> _Your task_
Return copies of the lines below that mention "this".

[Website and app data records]
==*==

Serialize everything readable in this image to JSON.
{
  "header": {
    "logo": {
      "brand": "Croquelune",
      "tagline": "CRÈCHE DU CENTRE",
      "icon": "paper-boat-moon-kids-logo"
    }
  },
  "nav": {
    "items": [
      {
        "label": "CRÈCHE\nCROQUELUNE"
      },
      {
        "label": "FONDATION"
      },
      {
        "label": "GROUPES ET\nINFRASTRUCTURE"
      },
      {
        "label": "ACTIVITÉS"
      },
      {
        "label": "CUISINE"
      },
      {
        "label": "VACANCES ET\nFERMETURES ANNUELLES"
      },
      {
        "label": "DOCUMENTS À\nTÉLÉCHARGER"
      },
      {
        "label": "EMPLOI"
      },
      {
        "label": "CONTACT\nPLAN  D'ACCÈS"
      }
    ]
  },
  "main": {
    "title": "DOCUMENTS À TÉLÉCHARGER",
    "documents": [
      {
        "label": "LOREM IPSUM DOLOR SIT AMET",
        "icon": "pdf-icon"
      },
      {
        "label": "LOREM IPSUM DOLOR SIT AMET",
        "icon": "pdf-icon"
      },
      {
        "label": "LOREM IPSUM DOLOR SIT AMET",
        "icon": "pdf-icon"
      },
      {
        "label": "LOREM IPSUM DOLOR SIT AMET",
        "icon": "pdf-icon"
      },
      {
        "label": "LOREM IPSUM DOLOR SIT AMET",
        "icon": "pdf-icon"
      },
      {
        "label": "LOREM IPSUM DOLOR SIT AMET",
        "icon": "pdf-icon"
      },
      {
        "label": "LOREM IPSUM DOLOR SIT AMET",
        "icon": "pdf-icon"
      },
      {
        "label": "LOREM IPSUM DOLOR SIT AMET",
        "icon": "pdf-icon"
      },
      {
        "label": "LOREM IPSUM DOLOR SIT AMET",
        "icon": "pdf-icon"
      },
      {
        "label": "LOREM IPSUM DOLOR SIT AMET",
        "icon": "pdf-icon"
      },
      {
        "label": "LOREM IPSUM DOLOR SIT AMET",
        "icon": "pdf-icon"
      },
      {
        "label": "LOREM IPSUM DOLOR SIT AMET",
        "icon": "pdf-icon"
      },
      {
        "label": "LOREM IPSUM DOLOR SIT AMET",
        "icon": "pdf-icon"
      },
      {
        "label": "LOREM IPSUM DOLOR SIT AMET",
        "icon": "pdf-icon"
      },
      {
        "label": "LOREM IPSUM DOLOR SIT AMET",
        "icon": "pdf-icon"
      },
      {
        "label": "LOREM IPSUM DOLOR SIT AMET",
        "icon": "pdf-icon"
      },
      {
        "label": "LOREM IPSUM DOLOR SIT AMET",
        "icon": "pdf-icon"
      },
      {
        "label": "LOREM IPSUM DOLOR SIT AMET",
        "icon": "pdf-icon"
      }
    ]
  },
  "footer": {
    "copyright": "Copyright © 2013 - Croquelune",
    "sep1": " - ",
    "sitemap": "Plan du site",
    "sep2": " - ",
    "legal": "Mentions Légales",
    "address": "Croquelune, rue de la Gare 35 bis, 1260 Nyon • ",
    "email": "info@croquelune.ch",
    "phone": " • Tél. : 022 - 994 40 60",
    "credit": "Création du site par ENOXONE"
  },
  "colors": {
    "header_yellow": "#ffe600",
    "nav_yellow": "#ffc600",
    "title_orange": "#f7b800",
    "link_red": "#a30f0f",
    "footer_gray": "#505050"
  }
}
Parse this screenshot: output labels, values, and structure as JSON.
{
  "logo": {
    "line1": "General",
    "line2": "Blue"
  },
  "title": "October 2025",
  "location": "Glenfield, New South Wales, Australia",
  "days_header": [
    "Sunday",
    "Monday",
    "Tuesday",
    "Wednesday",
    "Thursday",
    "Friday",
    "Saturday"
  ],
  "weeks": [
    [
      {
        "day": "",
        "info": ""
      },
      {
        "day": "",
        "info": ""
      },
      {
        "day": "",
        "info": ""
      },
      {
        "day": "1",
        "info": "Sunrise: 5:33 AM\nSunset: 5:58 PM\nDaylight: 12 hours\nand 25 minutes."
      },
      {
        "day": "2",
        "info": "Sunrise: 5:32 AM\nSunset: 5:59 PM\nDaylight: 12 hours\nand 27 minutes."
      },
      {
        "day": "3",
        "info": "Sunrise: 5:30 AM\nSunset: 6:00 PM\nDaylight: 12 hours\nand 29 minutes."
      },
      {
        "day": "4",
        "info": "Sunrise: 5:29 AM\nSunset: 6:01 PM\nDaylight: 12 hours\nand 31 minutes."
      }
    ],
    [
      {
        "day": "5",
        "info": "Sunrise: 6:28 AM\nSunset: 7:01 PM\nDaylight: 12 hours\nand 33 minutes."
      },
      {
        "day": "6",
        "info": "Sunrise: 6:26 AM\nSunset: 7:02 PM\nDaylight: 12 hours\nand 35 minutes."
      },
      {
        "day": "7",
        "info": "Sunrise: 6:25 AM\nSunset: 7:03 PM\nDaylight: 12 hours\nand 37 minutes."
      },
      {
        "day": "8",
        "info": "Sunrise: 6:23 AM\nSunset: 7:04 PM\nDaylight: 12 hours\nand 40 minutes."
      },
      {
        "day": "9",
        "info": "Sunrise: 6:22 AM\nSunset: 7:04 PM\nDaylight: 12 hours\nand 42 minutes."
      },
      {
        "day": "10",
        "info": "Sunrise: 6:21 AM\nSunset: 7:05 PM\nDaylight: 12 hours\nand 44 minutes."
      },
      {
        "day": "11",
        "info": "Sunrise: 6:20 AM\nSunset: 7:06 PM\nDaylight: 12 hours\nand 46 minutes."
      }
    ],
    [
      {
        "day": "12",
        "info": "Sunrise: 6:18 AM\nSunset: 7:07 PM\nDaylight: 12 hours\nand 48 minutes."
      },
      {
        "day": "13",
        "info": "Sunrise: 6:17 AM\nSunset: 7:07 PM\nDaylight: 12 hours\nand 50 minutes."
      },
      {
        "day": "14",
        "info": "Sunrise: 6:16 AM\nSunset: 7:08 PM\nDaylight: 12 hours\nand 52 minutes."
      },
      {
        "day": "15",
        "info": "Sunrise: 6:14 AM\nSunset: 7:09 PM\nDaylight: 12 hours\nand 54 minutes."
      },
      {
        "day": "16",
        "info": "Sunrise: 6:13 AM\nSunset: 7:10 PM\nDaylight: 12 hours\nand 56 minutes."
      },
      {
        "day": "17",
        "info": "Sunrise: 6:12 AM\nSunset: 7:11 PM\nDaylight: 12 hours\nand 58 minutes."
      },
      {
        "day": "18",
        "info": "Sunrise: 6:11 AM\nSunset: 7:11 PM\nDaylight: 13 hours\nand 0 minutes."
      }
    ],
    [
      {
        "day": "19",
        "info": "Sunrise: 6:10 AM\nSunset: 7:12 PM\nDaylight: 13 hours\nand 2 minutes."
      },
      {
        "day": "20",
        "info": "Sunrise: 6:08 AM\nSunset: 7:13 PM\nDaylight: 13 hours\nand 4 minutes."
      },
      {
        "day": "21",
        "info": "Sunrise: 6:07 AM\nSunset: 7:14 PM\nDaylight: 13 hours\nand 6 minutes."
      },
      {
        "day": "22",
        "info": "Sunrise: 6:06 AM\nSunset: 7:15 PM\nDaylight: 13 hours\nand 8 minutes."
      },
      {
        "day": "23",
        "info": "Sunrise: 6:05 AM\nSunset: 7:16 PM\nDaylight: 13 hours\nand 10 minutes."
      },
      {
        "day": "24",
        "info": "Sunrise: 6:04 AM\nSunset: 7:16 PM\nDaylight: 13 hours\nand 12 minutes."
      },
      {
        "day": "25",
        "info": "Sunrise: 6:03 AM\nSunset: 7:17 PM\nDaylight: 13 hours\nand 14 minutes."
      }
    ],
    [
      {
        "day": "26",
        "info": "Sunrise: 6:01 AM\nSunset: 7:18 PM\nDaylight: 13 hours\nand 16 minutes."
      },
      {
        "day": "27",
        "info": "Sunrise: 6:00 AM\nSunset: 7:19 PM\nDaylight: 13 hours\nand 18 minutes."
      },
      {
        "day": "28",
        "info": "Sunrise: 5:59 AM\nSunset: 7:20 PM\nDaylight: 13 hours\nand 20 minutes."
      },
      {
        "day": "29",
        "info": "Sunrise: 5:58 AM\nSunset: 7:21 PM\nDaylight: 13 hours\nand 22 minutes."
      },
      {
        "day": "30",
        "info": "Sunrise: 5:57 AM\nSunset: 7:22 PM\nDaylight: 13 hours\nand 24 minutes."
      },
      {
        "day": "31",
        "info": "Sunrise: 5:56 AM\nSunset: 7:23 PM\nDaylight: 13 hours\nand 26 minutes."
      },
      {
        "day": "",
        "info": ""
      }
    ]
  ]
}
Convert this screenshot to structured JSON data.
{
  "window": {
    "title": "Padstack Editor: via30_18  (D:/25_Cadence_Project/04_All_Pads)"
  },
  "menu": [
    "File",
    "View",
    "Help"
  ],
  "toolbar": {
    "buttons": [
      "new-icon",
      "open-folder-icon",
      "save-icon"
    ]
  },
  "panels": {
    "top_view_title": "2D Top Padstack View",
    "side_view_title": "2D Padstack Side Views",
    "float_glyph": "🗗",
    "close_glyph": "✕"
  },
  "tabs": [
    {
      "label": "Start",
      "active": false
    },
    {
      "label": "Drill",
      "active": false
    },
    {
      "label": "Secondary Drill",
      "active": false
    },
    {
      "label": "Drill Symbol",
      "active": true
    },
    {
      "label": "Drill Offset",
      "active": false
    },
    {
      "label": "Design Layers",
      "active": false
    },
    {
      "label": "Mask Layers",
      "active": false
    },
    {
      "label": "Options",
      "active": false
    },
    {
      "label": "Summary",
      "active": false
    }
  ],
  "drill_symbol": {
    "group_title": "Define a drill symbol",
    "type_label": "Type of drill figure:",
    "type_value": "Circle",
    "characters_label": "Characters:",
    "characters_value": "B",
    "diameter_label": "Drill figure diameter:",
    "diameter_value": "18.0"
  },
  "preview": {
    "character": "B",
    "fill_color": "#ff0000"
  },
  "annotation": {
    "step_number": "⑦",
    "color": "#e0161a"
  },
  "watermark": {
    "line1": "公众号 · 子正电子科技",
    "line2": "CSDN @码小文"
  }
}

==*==

> _Response_
Serialize everything readable in this image to JSON.
Parse this screenshot: output labels, values, and structure as JSON.
Convert this screenshot to structured JSON data.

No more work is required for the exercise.